REQUIRED ACTION
Your task is to work out how many lines in the data include the word "MATIERES". Reply with the number alone.
------ AVAILABLE DATA ------
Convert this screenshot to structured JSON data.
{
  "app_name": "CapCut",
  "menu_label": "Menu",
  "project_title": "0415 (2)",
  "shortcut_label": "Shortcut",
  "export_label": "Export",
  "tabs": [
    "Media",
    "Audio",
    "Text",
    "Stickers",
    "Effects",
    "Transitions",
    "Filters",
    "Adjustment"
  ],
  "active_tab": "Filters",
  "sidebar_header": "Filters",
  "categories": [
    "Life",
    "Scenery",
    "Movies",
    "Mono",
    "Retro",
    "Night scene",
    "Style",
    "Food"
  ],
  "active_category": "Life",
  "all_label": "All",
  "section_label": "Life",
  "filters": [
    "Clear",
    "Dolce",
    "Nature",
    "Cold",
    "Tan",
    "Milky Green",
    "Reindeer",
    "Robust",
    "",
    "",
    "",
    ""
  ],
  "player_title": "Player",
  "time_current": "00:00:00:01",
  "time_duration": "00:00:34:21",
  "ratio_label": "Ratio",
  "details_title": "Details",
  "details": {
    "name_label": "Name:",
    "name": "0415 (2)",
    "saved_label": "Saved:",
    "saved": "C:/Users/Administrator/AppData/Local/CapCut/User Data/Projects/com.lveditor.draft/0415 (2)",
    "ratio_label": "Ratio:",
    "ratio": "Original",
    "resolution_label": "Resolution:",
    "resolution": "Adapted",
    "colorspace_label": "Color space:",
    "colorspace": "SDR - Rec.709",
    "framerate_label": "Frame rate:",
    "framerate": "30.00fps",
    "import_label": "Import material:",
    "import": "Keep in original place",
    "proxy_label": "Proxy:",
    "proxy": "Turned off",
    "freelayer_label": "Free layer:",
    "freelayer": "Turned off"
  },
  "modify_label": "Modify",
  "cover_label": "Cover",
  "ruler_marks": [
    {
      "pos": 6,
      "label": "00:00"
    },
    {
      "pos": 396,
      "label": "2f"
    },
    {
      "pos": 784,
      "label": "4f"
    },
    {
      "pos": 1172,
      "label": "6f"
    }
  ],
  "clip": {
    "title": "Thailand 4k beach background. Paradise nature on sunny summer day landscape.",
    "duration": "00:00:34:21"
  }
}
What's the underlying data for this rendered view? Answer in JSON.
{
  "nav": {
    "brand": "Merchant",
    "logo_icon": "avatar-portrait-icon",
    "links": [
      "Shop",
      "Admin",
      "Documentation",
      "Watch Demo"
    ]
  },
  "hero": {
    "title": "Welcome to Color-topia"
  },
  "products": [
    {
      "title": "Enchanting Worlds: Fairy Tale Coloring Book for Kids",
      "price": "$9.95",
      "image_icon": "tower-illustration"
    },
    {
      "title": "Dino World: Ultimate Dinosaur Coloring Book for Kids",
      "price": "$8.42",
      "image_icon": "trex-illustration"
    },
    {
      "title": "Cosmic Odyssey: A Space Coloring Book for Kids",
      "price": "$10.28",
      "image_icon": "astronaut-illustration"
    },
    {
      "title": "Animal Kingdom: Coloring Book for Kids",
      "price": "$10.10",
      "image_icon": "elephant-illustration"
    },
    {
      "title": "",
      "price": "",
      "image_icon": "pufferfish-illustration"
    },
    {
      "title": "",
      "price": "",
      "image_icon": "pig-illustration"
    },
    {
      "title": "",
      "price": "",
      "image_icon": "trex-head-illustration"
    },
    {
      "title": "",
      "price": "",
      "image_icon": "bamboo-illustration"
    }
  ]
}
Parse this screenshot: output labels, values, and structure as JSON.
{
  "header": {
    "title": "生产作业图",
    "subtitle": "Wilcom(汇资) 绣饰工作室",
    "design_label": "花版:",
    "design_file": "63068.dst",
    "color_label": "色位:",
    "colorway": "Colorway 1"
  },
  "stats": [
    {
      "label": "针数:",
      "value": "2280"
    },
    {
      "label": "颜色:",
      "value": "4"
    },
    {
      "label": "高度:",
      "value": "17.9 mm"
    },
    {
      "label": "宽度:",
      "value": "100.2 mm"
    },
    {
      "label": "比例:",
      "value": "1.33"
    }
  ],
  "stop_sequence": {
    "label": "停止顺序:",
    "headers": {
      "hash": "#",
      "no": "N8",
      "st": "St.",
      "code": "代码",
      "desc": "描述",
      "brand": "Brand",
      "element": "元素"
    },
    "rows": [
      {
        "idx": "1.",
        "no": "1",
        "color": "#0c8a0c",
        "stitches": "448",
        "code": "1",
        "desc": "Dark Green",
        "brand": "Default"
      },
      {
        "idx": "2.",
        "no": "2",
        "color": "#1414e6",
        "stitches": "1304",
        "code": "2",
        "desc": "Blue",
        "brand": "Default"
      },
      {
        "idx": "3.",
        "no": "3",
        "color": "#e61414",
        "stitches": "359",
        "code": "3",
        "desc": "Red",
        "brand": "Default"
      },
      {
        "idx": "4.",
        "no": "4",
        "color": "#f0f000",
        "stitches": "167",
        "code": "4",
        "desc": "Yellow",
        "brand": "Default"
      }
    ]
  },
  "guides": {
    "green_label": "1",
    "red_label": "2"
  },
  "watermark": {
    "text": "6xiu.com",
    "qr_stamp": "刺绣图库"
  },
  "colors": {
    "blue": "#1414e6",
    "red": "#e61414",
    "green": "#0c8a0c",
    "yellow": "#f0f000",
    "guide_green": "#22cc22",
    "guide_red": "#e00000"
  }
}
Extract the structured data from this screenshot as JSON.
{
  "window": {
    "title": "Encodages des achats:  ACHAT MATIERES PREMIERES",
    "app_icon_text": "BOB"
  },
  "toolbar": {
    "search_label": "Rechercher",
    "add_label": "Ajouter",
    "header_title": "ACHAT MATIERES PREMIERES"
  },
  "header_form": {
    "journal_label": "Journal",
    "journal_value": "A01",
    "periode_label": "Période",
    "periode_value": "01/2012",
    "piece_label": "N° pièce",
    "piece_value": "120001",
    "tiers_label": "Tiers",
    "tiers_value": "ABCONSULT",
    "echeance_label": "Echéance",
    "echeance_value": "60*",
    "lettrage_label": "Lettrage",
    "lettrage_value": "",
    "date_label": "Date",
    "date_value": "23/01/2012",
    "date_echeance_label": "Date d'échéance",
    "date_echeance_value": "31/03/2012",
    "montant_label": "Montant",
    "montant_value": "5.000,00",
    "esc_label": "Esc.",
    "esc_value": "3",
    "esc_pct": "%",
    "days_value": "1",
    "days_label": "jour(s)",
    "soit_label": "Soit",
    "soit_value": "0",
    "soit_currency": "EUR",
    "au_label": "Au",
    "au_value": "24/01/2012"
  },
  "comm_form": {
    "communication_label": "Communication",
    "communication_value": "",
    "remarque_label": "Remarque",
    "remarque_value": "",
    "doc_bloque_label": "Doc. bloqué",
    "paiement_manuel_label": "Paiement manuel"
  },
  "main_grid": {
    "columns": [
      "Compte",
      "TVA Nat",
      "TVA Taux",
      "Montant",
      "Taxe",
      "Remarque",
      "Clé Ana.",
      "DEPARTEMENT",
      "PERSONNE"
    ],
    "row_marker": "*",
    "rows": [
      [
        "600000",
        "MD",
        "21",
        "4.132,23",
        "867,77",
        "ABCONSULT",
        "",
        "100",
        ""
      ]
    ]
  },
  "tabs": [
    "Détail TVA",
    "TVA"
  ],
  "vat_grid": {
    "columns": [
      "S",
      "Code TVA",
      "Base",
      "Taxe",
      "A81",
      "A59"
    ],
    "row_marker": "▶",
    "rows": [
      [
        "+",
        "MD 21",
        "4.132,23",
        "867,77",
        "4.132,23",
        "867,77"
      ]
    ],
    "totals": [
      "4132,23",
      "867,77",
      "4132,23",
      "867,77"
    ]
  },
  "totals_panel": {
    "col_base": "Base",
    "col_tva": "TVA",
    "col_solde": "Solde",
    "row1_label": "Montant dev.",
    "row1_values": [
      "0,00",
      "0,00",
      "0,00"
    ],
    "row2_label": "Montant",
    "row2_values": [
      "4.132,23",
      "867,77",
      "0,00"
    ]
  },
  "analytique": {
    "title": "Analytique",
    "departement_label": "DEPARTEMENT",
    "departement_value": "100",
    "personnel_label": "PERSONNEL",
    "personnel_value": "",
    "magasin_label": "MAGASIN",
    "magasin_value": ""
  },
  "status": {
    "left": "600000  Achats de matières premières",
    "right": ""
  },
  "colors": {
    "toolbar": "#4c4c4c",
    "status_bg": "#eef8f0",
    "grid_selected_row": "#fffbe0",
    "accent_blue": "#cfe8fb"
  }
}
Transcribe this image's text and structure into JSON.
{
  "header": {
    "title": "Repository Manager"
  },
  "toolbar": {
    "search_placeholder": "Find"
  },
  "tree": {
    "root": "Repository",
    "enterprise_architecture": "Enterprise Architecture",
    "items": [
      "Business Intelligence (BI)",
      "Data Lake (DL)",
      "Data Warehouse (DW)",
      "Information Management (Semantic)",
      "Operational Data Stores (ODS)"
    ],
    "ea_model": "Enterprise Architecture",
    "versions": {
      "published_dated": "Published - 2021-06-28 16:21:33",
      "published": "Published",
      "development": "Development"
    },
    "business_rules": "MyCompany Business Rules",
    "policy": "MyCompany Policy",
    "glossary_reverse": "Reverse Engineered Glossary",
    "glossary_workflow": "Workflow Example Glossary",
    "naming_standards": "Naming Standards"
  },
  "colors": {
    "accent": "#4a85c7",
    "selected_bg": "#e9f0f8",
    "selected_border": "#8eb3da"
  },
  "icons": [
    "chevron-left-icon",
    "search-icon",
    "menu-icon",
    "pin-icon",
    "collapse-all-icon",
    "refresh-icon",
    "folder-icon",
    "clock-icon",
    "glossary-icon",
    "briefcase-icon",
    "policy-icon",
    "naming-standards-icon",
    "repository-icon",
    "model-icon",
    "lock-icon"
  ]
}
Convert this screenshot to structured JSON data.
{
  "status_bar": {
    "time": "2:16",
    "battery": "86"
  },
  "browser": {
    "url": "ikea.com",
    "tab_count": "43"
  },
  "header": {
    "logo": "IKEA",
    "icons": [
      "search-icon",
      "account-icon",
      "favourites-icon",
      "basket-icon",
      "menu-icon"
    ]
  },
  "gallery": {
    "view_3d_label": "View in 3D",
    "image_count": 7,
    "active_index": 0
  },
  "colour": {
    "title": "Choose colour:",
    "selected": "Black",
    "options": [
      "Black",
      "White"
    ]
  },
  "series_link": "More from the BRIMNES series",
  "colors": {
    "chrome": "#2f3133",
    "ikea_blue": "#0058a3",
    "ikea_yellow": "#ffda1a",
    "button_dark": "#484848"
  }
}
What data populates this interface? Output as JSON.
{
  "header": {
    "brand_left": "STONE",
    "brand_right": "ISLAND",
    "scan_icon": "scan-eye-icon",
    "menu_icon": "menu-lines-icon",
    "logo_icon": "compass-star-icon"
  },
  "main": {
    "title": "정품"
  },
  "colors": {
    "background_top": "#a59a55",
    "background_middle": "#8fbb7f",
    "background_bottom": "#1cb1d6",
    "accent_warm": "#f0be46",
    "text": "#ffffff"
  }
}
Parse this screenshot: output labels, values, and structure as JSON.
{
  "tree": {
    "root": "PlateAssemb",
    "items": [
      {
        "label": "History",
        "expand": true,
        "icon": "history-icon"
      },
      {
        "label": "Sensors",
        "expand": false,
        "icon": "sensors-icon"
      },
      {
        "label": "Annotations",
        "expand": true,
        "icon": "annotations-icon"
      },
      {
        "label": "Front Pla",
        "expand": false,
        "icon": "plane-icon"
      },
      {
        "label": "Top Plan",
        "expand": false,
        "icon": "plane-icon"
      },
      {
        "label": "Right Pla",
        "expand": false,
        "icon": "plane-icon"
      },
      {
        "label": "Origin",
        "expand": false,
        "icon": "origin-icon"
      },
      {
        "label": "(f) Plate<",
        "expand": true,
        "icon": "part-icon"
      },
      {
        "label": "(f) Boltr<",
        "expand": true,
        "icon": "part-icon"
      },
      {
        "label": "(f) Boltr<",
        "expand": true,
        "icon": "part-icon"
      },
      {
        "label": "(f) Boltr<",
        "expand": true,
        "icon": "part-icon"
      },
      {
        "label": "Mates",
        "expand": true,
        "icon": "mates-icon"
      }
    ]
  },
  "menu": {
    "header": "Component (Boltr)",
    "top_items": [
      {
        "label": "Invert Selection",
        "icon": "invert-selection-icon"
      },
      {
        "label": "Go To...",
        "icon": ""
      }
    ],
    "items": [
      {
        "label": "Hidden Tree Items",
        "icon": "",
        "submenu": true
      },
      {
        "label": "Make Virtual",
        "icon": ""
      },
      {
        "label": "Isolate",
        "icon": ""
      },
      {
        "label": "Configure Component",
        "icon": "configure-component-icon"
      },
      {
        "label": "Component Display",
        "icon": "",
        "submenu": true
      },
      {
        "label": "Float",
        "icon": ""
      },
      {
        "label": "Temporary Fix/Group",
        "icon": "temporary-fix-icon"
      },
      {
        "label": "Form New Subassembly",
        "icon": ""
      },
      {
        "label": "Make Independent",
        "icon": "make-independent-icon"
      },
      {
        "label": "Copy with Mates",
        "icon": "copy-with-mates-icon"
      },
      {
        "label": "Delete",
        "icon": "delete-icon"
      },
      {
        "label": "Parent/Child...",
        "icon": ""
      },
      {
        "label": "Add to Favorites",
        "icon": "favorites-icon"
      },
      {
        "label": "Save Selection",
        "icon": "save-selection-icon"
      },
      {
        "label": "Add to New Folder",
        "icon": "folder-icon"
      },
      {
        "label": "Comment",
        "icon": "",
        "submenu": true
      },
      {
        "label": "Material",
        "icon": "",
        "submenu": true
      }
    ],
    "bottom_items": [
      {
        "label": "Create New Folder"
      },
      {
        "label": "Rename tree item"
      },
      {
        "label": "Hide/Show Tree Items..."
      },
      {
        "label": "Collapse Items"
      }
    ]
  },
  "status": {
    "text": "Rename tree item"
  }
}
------
WRITTEN RESPONSE
2